And that was enough for Dr Cunningham to re-enter the debate. Dr Pusztai's findings were "not valid", he said.

But Dr Pusztai may yet emerge as a prophet. The revelations about Monsanto's secret GM corn research may confirm that this pro-GM scientist has become a hero of the anti-GM movement.

Severin Carrell and Andy Rowell


6. Why the Mon 863 Study Should Have Been Rejected

Material provided by Professor Arpad Pusztai for Greenpeace press
conference. Date: 22 of June

The Mon 863 feeding study was poorly designed and reported. It is doubtful whether any prominent nutritional journal would consider it. It is odd, therefore, that it remains the key document used by government regulators to protect the health of European citizens.

Nutritional data missing: Nutrition studies require measurement and disclosure of the nutritional composition of the feed and the demonstration that it remains stable for the duration of the 90-day experiment. This assurance backed up by actual chemical analysis is not provided.

Methodology missing: The study fails to describe most of the methods used in the study. When methods cannot be evaluated or repeated, they remain suspect.

Older animals masked results: Nutritional studies use young, fast-growing animals, which are sensitive to toxic and nutritional effects. The study uses a mix of younger and more mature animals, which can mask serious problems.
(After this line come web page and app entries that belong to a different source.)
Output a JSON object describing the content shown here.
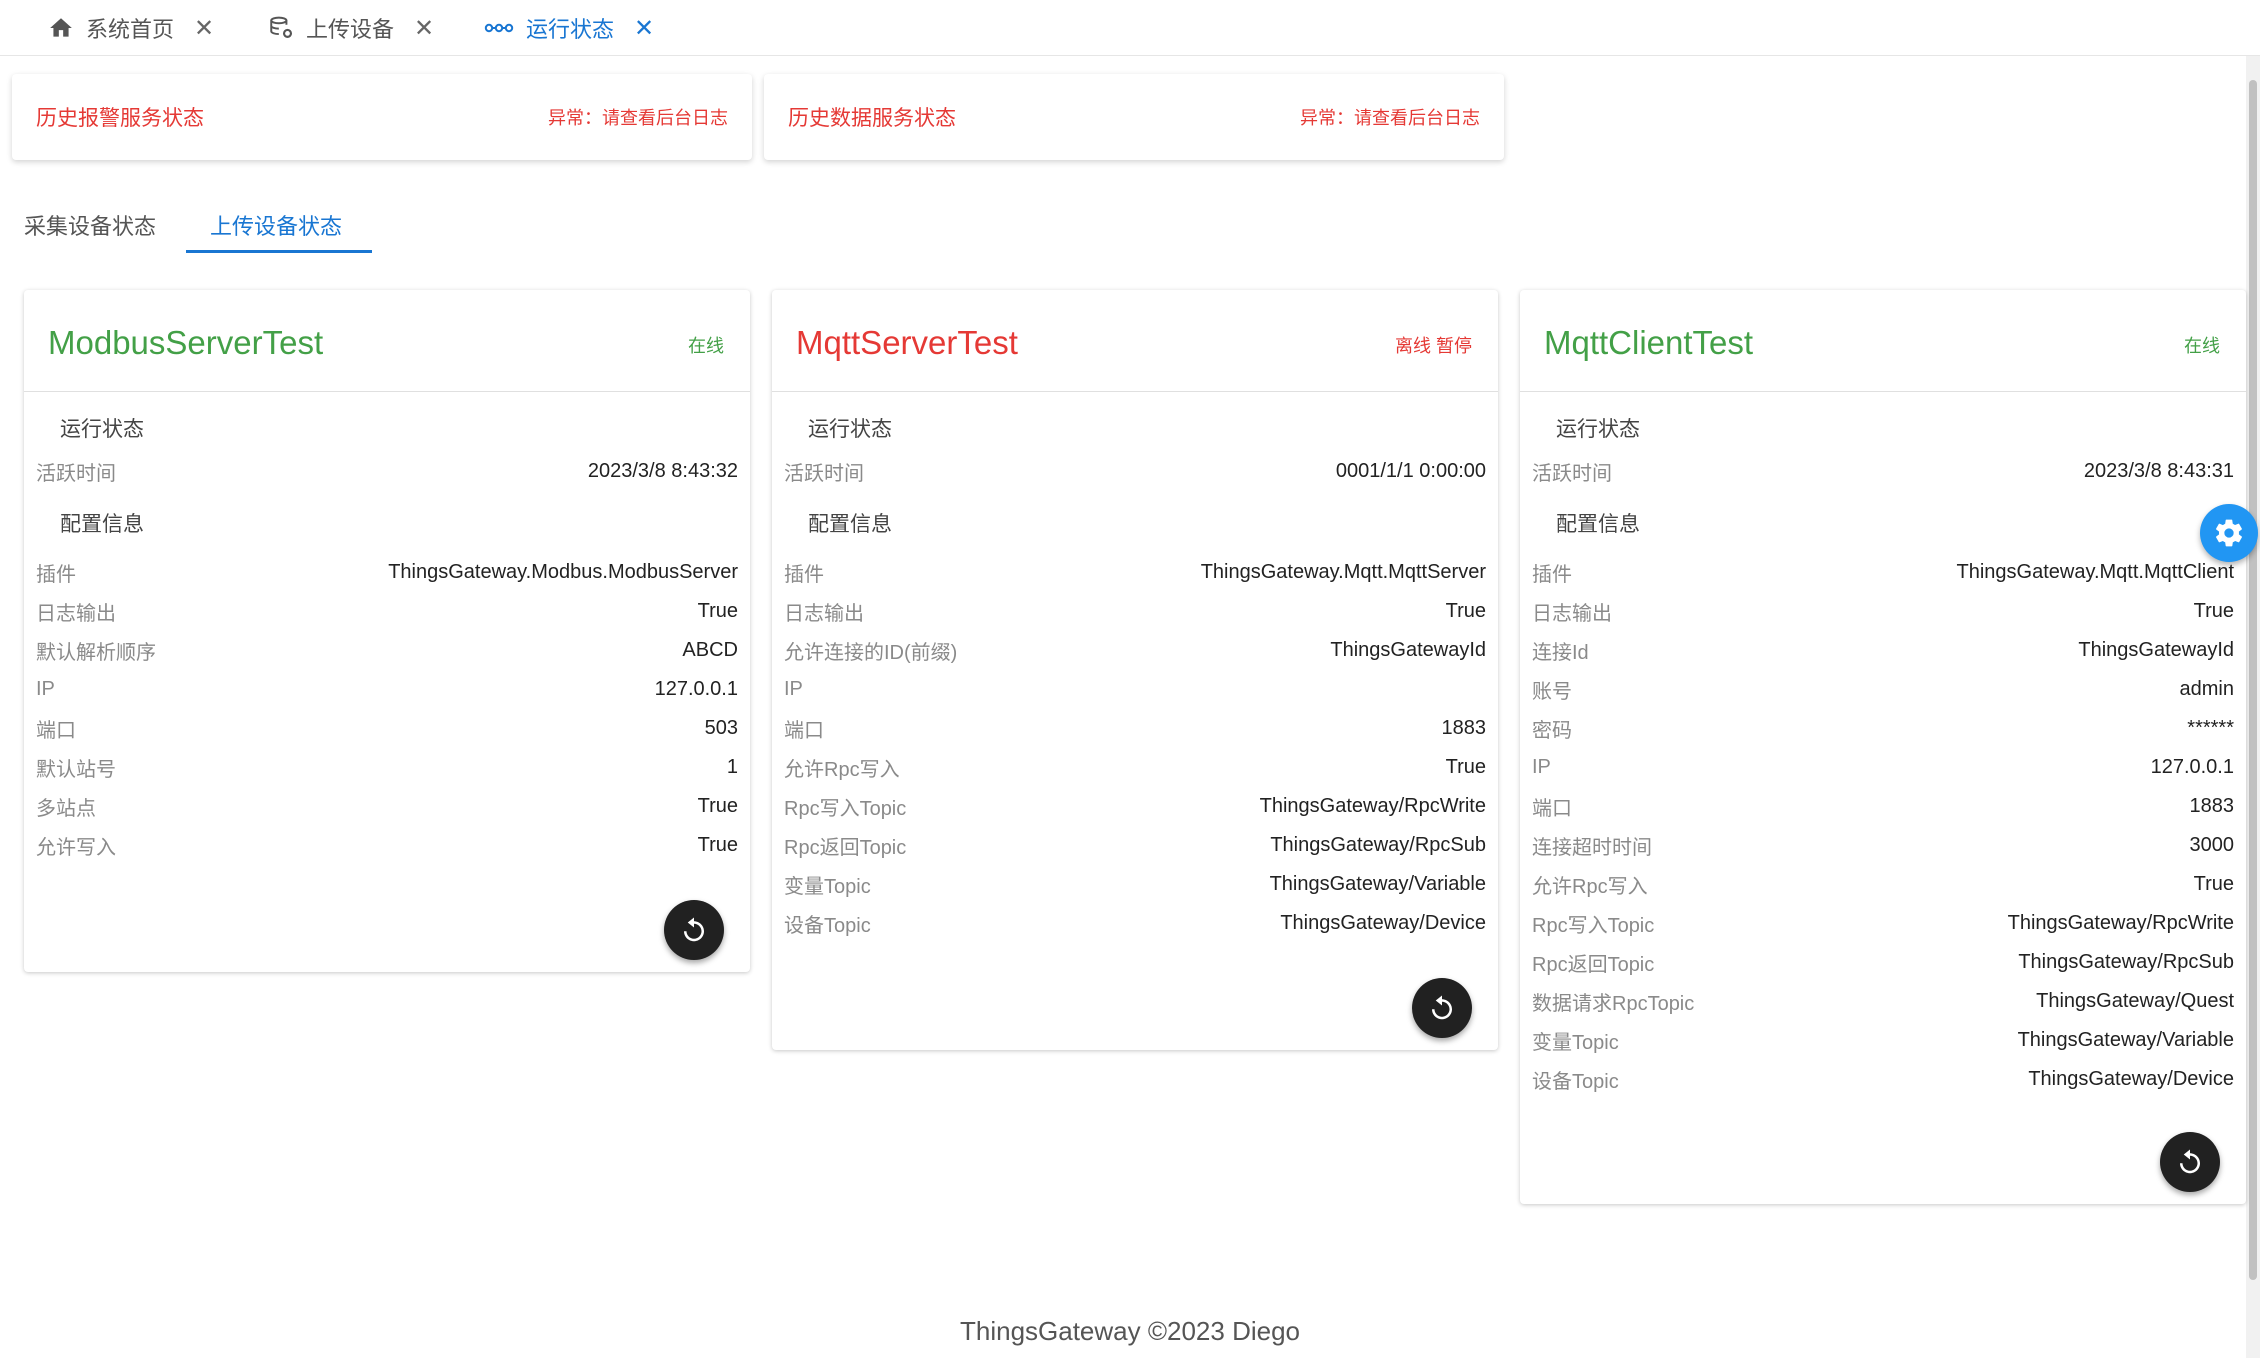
{
  "tabs": [
    {
      "label": "系统首页",
      "icon": "home-icon"
    },
    {
      "label": "上传设备",
      "icon": "database-settings-icon"
    },
    {
      "label": "运行状态",
      "icon": "dots-link-icon",
      "active": true
    }
  ],
  "services": [
    {
      "title": "历史报警服务状态",
      "status": "异常：请查看后台日志"
    },
    {
      "title": "历史数据服务状态",
      "status": "异常：请查看后台日志"
    }
  ],
  "inner_tabs": [
    {
      "label": "采集设备状态"
    },
    {
      "label": "上传设备状态",
      "active": true
    }
  ],
  "devices": [
    {
      "name": "ModbusServerTest",
      "status": "在线",
      "status_color": "#43a047",
      "run_section": "运行状态",
      "active_time_label": "活跃时间",
      "active_time": "2023/3/8 8:43:32",
      "config_section": "配置信息",
      "config": [
        {
          "k": "插件",
          "v": "ThingsGateway.Modbus.ModbusServer"
        },
        {
          "k": "日志输出",
          "v": "True"
        },
        {
          "k": "默认解析顺序",
          "v": "ABCD"
        },
        {
          "k": "IP",
          "v": "127.0.0.1"
        },
        {
          "k": "端口",
          "v": "503"
        },
        {
          "k": "默认站号",
          "v": "1"
        },
        {
          "k": "多站点",
          "v": "True"
        },
        {
          "k": "允许写入",
          "v": "True"
        }
      ]
    },
    {
      "name": "MqttServerTest",
      "status": "离线 暂停",
      "status_color": "#e53935",
      "run_section": "运行状态",
      "active_time_label": "活跃时间",
      "active_time": "0001/1/1 0:00:00",
      "config_section": "配置信息",
      "config": [
        {
          "k": "插件",
          "v": "ThingsGateway.Mqtt.MqttServer"
        },
        {
          "k": "日志输出",
          "v": "True"
        },
        {
          "k": "允许连接的ID(前缀)",
          "v": "ThingsGatewayId"
        },
        {
          "k": "IP",
          "v": ""
        },
        {
          "k": "端口",
          "v": "1883"
        },
        {
          "k": "允许Rpc写入",
          "v": "True"
        },
        {
          "k": "Rpc写入Topic",
          "v": "ThingsGateway/RpcWrite"
        },
        {
          "k": "Rpc返回Topic",
          "v": "ThingsGateway/RpcSub"
        },
        {
          "k": "变量Topic",
          "v": "ThingsGateway/Variable"
        },
        {
          "k": "设备Topic",
          "v": "ThingsGateway/Device"
        }
      ]
    },
    {
      "name": "MqttClientTest",
      "status": "在线",
      "status_color": "#43a047",
      "run_section": "运行状态",
      "active_time_label": "活跃时间",
      "active_time": "2023/3/8 8:43:31",
      "config_section": "配置信息",
      "config": [
        {
          "k": "插件",
          "v": "ThingsGateway.Mqtt.MqttClient"
        },
        {
          "k": "日志输出",
          "v": "True"
        },
        {
          "k": "连接Id",
          "v": "ThingsGatewayId"
        },
        {
          "k": "账号",
          "v": "admin"
        },
        {
          "k": "密码",
          "v": "******"
        },
        {
          "k": "IP",
          "v": "127.0.0.1"
        },
        {
          "k": "端口",
          "v": "1883"
        },
        {
          "k": "连接超时时间",
          "v": "3000"
        },
        {
          "k": "允许Rpc写入",
          "v": "True"
        },
        {
          "k": "Rpc写入Topic",
          "v": "ThingsGateway/RpcWrite"
        },
        {
          "k": "Rpc返回Topic",
          "v": "ThingsGateway/RpcSub"
        },
        {
          "k": "数据请求RpcTopic",
          "v": "ThingsGateway/Quest"
        },
        {
          "k": "变量Topic",
          "v": "ThingsGateway/Variable"
        },
        {
          "k": "设备Topic",
          "v": "ThingsGateway/Device"
        }
      ]
    }
  ],
  "restart_icon": "restart-icon",
  "settings_icon": "gear-icon",
  "footer": "ThingsGateway ©2023 Diego"
}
Bizarre and conflicting animal weights: The starting rat weights given at two different places in the study were different. Thus, for male rats at the beginning of the report it was given as between 198.4 to 259.8 g while in Appendix 2, the values were 143 to 186 g. (similar differences for female rats). No high-class journal would tolerate such imprecision. Normally differences in starting weight should not be more than mean weight (typically about 80 g) ± 2%. Using such a wide range can make it impossible to find significant differences in animal weights at the end of the experiment.
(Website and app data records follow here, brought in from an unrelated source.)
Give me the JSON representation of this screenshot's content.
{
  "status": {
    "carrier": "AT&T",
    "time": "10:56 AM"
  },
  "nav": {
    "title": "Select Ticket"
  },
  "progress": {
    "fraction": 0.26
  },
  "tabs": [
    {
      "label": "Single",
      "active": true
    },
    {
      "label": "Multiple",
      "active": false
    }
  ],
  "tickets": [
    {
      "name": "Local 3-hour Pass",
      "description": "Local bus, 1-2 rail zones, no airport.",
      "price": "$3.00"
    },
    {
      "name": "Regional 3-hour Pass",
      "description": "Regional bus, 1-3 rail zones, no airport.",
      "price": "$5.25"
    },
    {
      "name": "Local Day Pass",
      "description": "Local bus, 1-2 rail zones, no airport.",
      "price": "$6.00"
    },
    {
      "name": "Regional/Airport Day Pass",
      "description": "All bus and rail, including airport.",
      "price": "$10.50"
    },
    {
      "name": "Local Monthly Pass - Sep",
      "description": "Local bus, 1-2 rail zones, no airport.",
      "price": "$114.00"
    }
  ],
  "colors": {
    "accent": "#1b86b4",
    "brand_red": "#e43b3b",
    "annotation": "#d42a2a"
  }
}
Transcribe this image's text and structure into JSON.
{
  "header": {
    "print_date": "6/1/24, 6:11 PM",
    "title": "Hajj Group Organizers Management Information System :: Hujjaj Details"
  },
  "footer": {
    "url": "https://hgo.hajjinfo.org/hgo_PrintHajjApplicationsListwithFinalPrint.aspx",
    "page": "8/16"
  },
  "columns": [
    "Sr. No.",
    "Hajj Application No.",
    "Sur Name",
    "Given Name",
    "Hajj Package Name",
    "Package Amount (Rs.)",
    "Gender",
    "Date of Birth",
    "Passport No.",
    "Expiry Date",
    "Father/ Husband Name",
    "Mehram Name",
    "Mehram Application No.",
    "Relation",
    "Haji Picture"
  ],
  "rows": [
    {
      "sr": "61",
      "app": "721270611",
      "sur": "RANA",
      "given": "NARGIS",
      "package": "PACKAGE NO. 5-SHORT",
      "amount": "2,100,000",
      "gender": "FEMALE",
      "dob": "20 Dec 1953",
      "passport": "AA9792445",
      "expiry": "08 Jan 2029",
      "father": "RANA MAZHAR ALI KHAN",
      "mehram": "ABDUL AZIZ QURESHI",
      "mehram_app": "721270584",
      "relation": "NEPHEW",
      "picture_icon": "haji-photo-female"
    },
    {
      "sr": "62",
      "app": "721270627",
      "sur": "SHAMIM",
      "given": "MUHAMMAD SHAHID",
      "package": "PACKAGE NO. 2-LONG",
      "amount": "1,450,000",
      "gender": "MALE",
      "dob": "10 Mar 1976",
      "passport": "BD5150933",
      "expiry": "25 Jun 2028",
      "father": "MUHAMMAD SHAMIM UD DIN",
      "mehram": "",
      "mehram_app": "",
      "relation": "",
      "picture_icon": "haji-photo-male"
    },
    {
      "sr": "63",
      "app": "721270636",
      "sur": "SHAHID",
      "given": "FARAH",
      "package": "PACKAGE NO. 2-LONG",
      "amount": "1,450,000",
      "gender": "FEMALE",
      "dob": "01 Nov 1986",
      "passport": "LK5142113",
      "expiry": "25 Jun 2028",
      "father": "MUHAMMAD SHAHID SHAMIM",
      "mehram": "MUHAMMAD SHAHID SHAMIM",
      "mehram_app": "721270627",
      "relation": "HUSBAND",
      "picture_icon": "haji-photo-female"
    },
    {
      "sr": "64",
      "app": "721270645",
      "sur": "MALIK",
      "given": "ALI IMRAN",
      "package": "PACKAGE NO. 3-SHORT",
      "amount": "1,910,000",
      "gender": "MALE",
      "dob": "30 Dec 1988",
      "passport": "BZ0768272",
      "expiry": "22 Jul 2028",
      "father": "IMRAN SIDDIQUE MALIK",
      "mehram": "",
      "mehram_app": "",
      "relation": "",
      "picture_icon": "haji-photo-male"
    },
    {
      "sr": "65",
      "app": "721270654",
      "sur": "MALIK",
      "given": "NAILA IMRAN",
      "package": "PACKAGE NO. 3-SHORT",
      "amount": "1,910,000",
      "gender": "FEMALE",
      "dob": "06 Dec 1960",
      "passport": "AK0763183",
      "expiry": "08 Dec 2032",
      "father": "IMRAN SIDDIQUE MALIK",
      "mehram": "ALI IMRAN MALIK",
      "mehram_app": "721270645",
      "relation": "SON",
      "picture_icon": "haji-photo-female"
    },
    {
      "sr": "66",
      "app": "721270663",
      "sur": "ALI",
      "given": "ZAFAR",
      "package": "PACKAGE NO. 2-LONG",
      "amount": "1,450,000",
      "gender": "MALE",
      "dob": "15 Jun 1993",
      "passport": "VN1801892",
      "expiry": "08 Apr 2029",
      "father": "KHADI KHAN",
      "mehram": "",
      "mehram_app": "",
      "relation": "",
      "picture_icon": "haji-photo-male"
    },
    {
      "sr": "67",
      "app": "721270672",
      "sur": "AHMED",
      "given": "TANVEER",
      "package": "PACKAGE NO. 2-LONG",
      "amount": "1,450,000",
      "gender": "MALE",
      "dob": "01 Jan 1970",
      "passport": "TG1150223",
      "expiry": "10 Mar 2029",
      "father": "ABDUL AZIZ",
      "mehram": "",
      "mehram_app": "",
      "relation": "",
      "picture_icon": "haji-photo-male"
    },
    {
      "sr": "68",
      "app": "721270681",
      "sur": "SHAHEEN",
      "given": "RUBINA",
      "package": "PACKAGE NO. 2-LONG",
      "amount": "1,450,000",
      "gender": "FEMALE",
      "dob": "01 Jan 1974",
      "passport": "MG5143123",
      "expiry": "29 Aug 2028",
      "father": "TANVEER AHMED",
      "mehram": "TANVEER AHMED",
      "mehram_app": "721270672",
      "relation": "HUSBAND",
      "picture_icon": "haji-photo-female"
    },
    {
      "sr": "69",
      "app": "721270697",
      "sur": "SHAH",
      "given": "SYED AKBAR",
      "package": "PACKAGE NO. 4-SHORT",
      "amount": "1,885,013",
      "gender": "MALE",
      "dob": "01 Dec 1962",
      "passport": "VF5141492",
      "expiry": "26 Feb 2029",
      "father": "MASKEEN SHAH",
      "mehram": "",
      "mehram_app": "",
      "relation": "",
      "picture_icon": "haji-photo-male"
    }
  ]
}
The growth rates reported were inexplicable. During the experiment, for example, one rat lost 53 g in one week and then gained 102 g the next. Rats with the highest starting weight sometimes ended up with the smallest final weight. In the last four weeks, rats hardly grew at all, in spite of the similar feed intake and even though rats typically continue to grow throughout their lives. There is too little information provided to judge whether these are the result of animal mismanagement, degradation of the feed stored at room temperature, or some other problem.

Ignored modern methods: The analytical methods used are decades old.
Powerful new methods, such as various profiling techniques, DNA chips, proteomix, and others, were ignored. The 90-day length can also miss chronic problems, reproductive problems, and problems arising in subsequent generations. Also, the study relied on only two observation times, missing the rate of appearance (kinetics) of the changes.

Inappropriate and missing controls: The study¹s use of six irrelevant controls and reference to historical databases obscured the true findings. The study should have included a control group fed the non-GM parent line, spiked with the Bt gene product obtained from the GM maize, to isolate results of the transformation process. A second parental line spiked with a known toxin would also be useful as a positive control.

"Follow-up study" was inadmissible: Monsanto defended changes in kidney weights by comparing results from the test animals with rats used in a completely different study, conducted in a different laboratory, using Mon 863 hybrids with other GM maize samples. In this study the results of the original MON 863-study was quoted (but not actually re-done) for comparison. This inter-experimental comparison is entirely inappropriate for nutritional evaluation and should be disregarded.

Nutritional scientists and leading journals would not accept these blatant inadequacies and misinterpretations. How can regulators accept it for a novel genetically modified food?